Jonas Valanciunas had 15 points and 11 rebounds as the Raptors improved to 17-3 at home, the second-best home record in the NBA behind San Antonio’s mark of 19-2.

LaMarcus Aldridge had 17 points and 14 rebounds, Pau Gasol scored 15 points and Patty Mills had 13 as San Antonio lost for the fourth time in six road games. The Spurs are 11-15 away from home.

It had been more than two years since Toronto last beat San Antonio. The Raptors won 97-94 at home on Dec. 9, 2015.

San Antonio guard Manu Ginobili missed his second straight game because of a sore right thigh. Ginobili returned to Texas after the Spurs won at Brooklyn on Wednesday.

The Spurs trailed 70-69 after a 3-pointer by Bryn Forbes at 6:52 of the fourth, but DeRozan and Lowry connected on back-to-back possessions, giving Toronto a 74-69 lead with 5:11 remaining.

After a jump shot by Mills, Toronto reeled off a 6-0 run including baskets by Lowry, Valanciunas and DeRozan to lead 80-71 with 2:40 left.

Another 3-pointer by Forbes made it 86-83 with six seconds left. DeRozan was fouled but missed both free throws, giving San Antonio a chance to tie, but the Spurs couldn’t get a shot off in time.

After making seven of 23 shots in the first quarter, the Raptors hit 11 of 20 attempts in the second, including a buzzer-beating jumper from DeRozan that gave Toronto a 44-37 lead at halftime.

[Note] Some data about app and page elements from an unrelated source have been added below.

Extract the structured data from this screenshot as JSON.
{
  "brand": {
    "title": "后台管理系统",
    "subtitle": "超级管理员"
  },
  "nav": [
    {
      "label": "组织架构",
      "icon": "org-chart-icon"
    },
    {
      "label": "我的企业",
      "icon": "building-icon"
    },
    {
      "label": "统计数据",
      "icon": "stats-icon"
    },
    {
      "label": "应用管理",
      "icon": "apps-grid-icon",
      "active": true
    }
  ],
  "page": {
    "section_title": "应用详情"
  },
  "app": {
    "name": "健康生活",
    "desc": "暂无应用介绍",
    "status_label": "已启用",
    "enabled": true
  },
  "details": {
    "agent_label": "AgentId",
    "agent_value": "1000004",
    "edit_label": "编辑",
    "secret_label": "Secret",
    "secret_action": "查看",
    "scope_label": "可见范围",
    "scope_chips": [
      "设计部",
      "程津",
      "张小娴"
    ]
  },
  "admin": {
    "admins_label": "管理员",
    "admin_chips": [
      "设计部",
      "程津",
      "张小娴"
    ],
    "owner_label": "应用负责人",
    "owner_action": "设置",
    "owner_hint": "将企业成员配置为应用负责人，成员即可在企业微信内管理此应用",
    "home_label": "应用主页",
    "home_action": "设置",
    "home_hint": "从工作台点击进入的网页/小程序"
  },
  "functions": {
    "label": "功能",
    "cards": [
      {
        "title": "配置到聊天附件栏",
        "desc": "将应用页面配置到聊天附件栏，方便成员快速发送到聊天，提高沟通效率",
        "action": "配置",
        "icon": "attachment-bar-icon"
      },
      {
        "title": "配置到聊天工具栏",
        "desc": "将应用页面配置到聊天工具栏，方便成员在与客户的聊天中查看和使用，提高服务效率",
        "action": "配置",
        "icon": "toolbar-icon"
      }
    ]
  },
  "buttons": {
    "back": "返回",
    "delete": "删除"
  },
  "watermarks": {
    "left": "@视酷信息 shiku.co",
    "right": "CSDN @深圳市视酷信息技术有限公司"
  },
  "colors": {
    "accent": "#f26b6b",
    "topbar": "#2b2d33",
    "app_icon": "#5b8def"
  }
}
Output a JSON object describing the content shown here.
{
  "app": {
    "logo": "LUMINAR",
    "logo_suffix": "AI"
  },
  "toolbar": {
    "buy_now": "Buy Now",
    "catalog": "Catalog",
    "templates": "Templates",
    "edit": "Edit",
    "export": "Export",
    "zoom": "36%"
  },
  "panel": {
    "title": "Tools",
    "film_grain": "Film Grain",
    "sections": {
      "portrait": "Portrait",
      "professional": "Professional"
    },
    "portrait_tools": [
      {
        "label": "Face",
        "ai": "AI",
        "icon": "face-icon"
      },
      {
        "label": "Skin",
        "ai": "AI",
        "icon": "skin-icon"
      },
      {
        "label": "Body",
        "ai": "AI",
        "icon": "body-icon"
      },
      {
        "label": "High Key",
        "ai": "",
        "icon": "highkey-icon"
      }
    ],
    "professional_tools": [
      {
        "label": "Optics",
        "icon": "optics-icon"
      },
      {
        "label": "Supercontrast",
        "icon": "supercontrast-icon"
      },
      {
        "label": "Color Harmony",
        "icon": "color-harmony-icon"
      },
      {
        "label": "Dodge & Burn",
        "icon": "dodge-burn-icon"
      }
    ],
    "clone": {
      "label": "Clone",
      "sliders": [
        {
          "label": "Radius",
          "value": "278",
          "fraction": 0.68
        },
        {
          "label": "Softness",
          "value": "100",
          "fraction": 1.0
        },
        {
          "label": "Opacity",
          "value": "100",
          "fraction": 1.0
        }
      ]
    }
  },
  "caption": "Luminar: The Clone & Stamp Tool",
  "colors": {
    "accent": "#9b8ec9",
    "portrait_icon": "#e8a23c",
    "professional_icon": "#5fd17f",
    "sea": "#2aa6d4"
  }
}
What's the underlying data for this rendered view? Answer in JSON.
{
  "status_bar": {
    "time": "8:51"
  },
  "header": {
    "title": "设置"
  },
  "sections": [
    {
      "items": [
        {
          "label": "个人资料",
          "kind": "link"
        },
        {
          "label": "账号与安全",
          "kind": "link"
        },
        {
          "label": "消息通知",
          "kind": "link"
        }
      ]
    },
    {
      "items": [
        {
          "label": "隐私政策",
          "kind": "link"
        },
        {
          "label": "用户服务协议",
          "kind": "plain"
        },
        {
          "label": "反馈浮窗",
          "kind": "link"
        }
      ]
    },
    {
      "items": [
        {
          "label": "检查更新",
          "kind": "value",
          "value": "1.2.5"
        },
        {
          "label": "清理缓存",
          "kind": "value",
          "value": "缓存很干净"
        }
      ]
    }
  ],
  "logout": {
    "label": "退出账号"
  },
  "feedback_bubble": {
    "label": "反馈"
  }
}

Toronto led 55-41 on DeRozan’s three-point play at 7:33 of the third but Aldridge did all the scoring in an 8-0 Spurs run that cut the gap to 63-60 heading to the fourth.